“These statistics show that the Club selections were longer and more difficult than the bestselling titles in the genres that were popular among consumers likely to respond to the endorsement. Assuming that longer and more difficult books will take more time to read, the difference in estimated grade level combined with the genre-level sales shifts help explain the pattern of aggregate sales declines in the main results. To explore this further, I exploit variation in the genre-level difficulty amongst endorsed novels. Fiction Club endorsements were all either general fiction or classic texts. The second to last column of Table 8 contains the readability scores and word counts for classic Club selections. With a median Gunning Fog grade level of 10.93 and length of over 160,000 words, these books were considerably harder and longer than other Club selections. For comparison, the last column contains the values for the top ten books of all time according to a Time magazine survey of 125 authors. Classic club selections require a similar grade level for comprehension as the top ten books and were approximately 30,000 words longer.”
Yes, that’s it. That’s why sales in those genres fell off during the time when viewers or book store browsers bought something suggested by Winfrey. We just couldn’t finish the book in time to grab the latest Connelly or Lehane. As soon as one recommended book was read, another popped up, and we had to begin all over again, deciphering new words and sounding out multiple syllable ones to gain understanding of plot and theme. It exhausted us, so much so, we were unable to push the button on our computer and order Laura Lippman’s Edgar nominated title. We couldn’t drag our butts into a local store to find the next title in the Denise Swanson mystery series. God, reading those big big words do take the wind out of yas.
How utterly ludicrous! How condescending, not only to readers of those genres, but to Oprah’s audience, and the followers of her book club. I hate to break it to Mr. Carthwaite, but many of the titles she choose are considered crime fiction!
Deep End of the Ocean–Jacquelyn Mitchard–kidnapping-first pick by Oprah
The Book of Ruth–Jane Hamilton–Ruby Kills May
A Lesson Before Dying–Ernest J. Gaines–set in a small Cajun community in the late 1940s. Jefferson, a young black man, is an unwitting party to a liquor store shoot out in which three men are killed; the only survivor, he is convicted of murder and sentenced to death.
Drowning Ruth–Christina Schwarz–Psychological suspense
Back Roads–Tawni O’Dell–Mother in jail for killing father
There may be more, but I think the point is made.
Since crime fiction only requires a 7th grade education, and the above are crime fiction, that means the reader should have been able to finish the books as fast as they do the regular mysteries they read, right? So, the dip in sales in that area can’t be equated to longer time to read, can it?
The above is meant as a mock out– not a serious argument.

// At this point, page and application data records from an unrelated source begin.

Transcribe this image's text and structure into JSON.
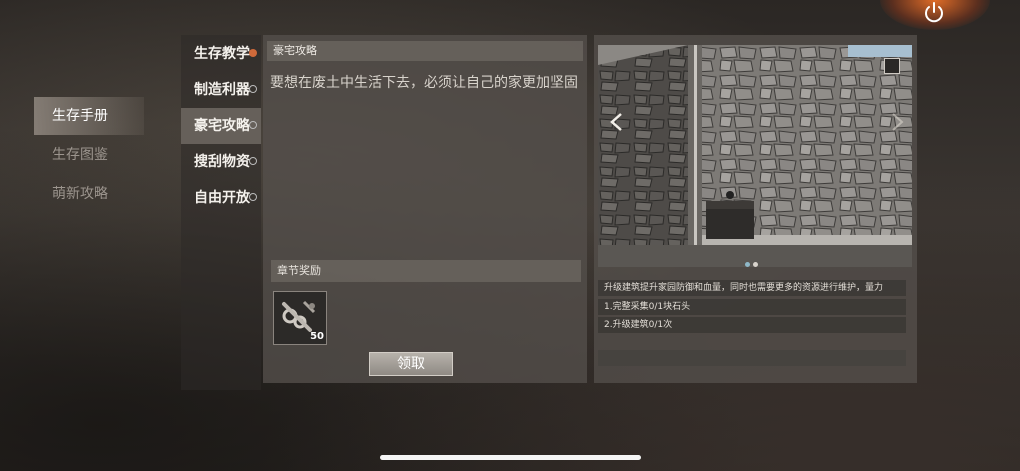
{
  "categories": [
    "生存手册",
    "生存图鉴",
    "萌新攻略"
  ],
  "sub_menu": [
    "生存教学",
    "制造利器",
    "豪宅攻略",
    "搜刮物资",
    "自由开放"
  ],
  "panel": {
    "title": "豪宅攻略",
    "description": "要想在废土中生活下去，必须让自己的家更加坚固",
    "reward_label": "章节奖励",
    "reward_count": "50",
    "claim_label": "领取"
  },
  "tasks": {
    "summary": "升级建筑提升家园防御和血量，同时也需要更多的资源进行维护，量力",
    "task_1": "1.完整采集0/1块石头",
    "task_2": "2.升级建筑0/1次"
  },
  "colors": {
    "accent_dot": "#cf6a3a",
    "power_glow": "#ff7828"
  },
  "icons": [
    "power-icon",
    "arrow-left-icon",
    "arrow-right-icon",
    "fullscreen-icon",
    "wrench-kit-icon"
  ]
}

The real argument and answer to this thesis is an easy one, and I cannot for one minute fathom how someone could write this entire thing with equations and all, and not recognize the reality of readers lives. Most people I know are not millionaires. They tend to buy a book at a time, or at most, a couple of books. If the evidence is that the books Oprah recommended increased sales at about 400 per cent, and other titles by the endorsed author also increased in sales, then logic would dictate these readers who may have picked up some other type of book, or genre, bought her picks instead. Instead. With no budget left for the titles they usually bought. Not because they couldn’t read quickly, not because they had a low education level, not because the books were longer and more difficult, but because a buck only stretches so far, and the reader decided at that point in time, the buck would go to something Ms. Winfrey recommended.
So, yes, probably no new readers were created because of Oprah Winfrey, and yes, the sales didn’t expand to titles outside of that small criteria, but NO, it’s not because of the sophistication of the picks, or the education level of the reader. And any assertion otherwise is downright goofy.